A leftover from last night, but very much still of interest for the next few weeks. I’m torn on what Joe Manchin wanted to accomplish in this interview with Fox News’ Bret Baier. There are three possible strategies for declaring that he won’t vote to allow Kamala Harris to push the Senate into a “Green New Deal or socialism” via a 50-50 tiebreaker:

West Virginia Democrat Joe Manchin III wants to make clear that he will not be the 50th vote in favor of eliminating the legislative filibuster or expanding the size of the Supreme Court in a potential 50-50 Senate. …

Democrats still have a narrow path to a Senate majority if they are able to prevail in two January runoff elections in Georgia, assuming Republicans currently leading in North Carolina and Alaska win. But in a move that seems partly designed to interfere with GOP talking points about the risks of unified Democratic government, Manchin appeared Monday on Fox News to declare dead several progressive priorities.

“I commit to you tonight, and I commit to all of your viewers and everyone else that’s watching.

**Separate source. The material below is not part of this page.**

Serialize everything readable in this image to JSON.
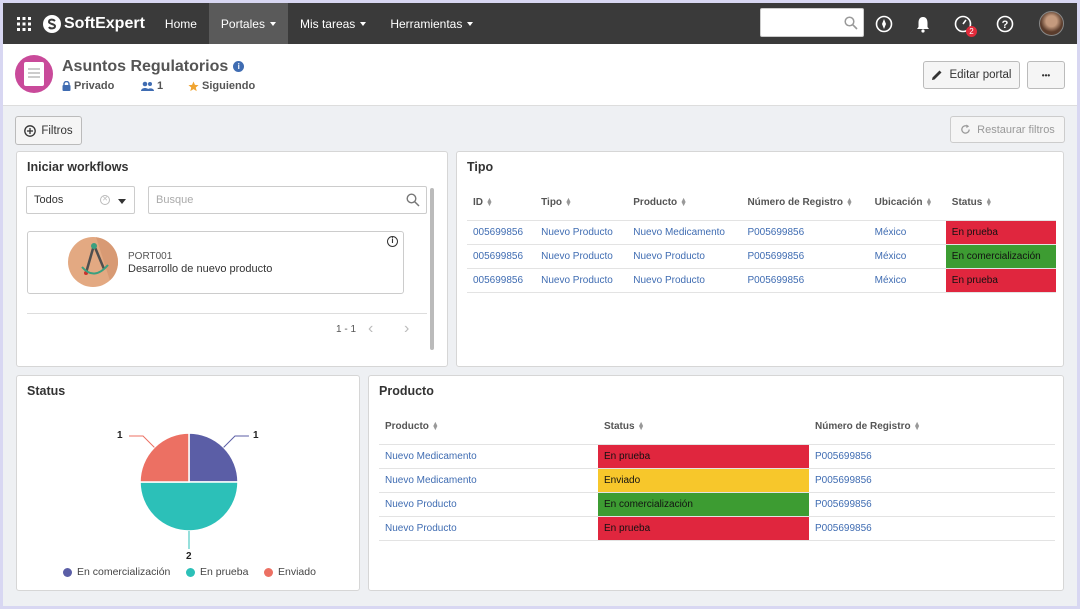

I want to allay those fears, I want to rest those fears for you right now because when they talk about whether it be packing the courts, or ending the filibuster, I will not vote to do that,” Manchin said in the interview. “I will not vote to pack the courts … and I will not vote to end the filibuster.”

Manchin said that in his estimation, efforts to defund the police and advance “Medicare for All” lacked support among members of the Senate Democratic Conference as well.

Here are the three scenarios, which aren’t entirely mutually exclusive:

  1. The Runoff Scenario — Manchin is being put out on national television by Senate Democrats’ leadership in a pitch to counter GOP messaging in Georgia. Democrats historically blew an opportunity to convert on a presidential victory and a numeric advantage in Senate races. They are now trying to counter the progressives’ year-long control of the party messaging by promising Georgia voters that Manchin will stand guard against the progressives even if they elect the two Democrats in January 5’s runoffs.
  2. The Olive Branch Scenario — Manchin wants to ensure moderation and cooperation in the incoming Joe Biden/Harris administration and is making it clear what won’t work, even in a 50/50+Harris scenario. At the same time, Manchin is holding out an olive branch to Republicans for serious cooperation on mutual interests. If everyone works with Manchin, both parties will benefit from a new era of bipartisanship.
  3. The Party-Switch Scenario — This interview was aimed at Chuck Schumer and Nancy Pelosi to make it clear that he’s thisclose to jumping ship if progressives continue to control the agenda and the messaging, especially on energy. If they can’t control themselves, Manchin will do it for them by cutting them out of any kind of control.

Frankly, it’s tough to choose between these three, and there could be layers of each in Manchin’s mind. It’s very difficult to believe in the first scenario, however; Manchin doesn’t have any reason to support the election of progressives like Jon Ossoff and Raphael Warnock, especially when the latter won’t distance himself from the court-packing demands that Manchin ridicules here.

Best guess is that Manchin wants to project the second scenario publicly while making the third scenario clear sotto voce. Note well that Manchin never explicitly rules out a party switch under any and all circumstances; Baier mentions Schumer using committee chairmanships as a lever to win his votes on progressive agenda items, but Mitch McConnell could do the same thing to convince Manchin to switch now. And with Republicans more likely than not to win one if not both of those Georgia runoffs, McConnell might actually have the goods to offer in such a deal — but it’s only worth it if Manchin takes up the offer before January 5. After a GOP win on that date, McConnell won’t need Manchin to flip.

Let’s end with two reactions to Manchin’s declaration. First off, the NRSC’s senior adviser isn’t buying it, likely believing this is a Scenario One declaration:

On the other hand, this is the treatment to which Manchin can look forward over the next couple of years within his own party:

Scenario Three looks like the most promising path, but if so, Manchin had better call McConnell soon. Operators are standing by.

Update: I have corrected Warnock’s first name to “Raphael.”